--- START ---

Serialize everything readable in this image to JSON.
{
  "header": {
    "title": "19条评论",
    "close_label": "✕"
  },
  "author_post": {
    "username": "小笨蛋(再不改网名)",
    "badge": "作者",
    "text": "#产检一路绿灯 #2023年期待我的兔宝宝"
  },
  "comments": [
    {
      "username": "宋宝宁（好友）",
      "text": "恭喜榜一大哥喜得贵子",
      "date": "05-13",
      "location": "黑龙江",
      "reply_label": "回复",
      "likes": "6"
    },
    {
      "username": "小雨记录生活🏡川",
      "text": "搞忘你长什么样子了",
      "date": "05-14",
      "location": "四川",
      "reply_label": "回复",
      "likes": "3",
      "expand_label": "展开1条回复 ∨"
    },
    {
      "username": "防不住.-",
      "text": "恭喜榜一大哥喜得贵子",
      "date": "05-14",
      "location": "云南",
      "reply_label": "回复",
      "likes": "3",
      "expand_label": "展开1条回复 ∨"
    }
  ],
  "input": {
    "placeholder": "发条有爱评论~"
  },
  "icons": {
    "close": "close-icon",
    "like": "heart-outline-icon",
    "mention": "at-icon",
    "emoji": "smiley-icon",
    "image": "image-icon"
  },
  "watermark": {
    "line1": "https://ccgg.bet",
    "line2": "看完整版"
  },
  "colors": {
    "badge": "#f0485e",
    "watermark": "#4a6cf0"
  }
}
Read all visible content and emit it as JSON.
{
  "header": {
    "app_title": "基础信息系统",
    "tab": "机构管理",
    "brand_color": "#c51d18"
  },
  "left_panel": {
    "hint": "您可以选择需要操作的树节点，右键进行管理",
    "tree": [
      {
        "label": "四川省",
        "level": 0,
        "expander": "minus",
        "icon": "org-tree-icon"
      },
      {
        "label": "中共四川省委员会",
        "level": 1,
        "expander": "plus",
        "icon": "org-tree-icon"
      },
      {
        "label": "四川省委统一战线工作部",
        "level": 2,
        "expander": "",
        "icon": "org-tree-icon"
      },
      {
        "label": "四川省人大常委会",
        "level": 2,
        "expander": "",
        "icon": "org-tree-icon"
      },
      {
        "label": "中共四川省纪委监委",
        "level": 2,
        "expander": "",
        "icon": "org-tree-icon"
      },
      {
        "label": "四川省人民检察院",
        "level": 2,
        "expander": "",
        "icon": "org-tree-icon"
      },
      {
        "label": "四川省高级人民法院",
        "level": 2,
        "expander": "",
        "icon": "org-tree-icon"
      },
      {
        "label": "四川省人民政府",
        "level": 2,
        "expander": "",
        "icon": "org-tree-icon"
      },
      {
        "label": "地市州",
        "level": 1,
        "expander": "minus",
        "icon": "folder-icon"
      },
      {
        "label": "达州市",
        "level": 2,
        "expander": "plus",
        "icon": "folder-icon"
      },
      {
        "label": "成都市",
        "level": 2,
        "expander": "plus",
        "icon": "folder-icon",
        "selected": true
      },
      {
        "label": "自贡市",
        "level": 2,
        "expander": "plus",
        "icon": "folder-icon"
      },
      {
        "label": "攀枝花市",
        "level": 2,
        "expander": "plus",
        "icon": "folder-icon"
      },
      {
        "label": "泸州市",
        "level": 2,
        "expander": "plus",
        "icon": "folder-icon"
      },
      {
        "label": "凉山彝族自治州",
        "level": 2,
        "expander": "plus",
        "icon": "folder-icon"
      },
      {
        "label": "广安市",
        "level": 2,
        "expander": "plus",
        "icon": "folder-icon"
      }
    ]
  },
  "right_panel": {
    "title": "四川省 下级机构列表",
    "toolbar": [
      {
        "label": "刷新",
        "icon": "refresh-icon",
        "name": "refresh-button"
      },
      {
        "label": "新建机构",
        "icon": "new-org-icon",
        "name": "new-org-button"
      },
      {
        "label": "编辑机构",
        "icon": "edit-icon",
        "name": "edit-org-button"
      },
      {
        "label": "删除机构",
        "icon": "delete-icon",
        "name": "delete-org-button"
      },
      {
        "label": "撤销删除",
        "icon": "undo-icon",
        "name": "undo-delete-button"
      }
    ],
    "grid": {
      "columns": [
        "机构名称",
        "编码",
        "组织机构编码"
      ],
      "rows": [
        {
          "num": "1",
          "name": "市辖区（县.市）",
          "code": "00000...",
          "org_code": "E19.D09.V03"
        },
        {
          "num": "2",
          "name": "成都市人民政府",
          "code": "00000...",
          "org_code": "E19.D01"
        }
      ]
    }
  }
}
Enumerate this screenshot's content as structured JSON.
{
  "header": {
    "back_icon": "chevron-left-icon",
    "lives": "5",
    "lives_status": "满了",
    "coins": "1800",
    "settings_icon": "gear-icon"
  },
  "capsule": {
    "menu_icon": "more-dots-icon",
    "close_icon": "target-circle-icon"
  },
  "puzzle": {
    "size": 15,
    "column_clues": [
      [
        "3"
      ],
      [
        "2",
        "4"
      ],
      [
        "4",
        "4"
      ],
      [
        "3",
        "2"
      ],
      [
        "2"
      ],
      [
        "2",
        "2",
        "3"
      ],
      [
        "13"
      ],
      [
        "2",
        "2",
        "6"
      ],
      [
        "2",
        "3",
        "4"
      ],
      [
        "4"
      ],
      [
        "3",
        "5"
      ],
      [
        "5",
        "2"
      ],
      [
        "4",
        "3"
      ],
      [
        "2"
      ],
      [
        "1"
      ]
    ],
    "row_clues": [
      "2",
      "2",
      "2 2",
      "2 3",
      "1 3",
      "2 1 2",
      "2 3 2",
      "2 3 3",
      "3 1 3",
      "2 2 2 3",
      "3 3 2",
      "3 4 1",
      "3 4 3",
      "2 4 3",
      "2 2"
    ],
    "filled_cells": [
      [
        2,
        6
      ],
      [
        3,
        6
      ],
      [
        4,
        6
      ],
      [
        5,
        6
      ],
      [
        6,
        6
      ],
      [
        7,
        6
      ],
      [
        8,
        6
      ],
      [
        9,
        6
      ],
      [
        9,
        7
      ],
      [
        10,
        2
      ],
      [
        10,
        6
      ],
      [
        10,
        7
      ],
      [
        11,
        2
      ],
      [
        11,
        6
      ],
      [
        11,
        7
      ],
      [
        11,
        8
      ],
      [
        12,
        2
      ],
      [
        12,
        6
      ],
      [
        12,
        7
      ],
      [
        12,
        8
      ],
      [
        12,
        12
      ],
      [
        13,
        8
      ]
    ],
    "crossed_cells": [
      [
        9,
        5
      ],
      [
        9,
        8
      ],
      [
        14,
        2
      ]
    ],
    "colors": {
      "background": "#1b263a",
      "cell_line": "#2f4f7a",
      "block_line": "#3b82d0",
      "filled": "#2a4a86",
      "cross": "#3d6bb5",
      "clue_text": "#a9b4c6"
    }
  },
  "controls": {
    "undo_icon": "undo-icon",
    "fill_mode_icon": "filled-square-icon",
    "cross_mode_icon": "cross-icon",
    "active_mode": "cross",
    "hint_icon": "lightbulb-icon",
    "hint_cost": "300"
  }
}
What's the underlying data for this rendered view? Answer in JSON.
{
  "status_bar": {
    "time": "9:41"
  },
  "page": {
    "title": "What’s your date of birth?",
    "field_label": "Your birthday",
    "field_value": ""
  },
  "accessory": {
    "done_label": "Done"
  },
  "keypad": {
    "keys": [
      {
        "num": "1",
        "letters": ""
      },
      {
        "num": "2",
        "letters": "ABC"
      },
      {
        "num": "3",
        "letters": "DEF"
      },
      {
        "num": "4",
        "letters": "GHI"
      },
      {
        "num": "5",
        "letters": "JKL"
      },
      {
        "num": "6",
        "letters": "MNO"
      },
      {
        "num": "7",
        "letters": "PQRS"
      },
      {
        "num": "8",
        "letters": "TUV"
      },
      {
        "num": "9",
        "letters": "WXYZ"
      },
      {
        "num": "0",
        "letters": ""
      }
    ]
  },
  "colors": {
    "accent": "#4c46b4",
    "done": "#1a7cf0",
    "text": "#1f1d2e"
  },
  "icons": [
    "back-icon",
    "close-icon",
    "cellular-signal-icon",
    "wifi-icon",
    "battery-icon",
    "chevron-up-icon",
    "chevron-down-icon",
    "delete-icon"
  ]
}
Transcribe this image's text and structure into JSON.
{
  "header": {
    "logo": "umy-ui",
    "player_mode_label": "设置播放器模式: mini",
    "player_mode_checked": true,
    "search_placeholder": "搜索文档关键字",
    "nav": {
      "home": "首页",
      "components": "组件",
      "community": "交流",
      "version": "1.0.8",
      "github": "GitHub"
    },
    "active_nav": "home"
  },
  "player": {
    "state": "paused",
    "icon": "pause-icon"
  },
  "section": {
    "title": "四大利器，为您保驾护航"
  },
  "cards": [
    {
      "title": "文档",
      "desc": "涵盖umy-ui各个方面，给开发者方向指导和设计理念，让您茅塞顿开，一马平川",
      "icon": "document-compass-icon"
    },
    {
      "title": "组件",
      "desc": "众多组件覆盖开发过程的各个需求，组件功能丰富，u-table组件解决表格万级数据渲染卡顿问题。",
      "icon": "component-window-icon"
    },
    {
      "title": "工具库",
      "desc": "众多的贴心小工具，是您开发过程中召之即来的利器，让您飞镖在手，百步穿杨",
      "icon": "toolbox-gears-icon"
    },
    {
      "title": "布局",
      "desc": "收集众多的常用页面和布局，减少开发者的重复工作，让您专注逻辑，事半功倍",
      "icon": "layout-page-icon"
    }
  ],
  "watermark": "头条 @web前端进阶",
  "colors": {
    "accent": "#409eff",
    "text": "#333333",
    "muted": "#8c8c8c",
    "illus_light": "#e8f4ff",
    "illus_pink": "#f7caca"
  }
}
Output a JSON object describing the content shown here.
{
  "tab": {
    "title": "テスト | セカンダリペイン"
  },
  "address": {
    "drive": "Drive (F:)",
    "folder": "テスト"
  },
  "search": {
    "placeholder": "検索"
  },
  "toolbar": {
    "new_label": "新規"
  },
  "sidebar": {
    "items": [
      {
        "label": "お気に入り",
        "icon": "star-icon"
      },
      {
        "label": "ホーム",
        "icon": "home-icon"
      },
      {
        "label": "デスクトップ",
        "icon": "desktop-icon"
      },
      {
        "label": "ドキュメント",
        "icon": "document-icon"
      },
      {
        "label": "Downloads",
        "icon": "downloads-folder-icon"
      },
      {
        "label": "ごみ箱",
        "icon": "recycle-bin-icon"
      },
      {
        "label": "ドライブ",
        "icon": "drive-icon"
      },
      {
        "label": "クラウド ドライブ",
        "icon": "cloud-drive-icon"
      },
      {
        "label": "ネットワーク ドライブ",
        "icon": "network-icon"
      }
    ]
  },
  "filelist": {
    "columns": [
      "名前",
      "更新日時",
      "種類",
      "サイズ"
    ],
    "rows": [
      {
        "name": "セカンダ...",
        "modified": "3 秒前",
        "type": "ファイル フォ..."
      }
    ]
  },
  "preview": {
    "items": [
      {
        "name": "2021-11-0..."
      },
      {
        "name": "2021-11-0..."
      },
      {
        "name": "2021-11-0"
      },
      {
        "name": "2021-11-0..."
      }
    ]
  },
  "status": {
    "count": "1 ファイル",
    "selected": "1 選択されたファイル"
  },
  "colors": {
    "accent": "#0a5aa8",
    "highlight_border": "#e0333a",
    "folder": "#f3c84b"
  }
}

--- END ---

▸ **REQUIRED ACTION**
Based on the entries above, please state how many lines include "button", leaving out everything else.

▸ **REPLY TO THE EXERCISE**
5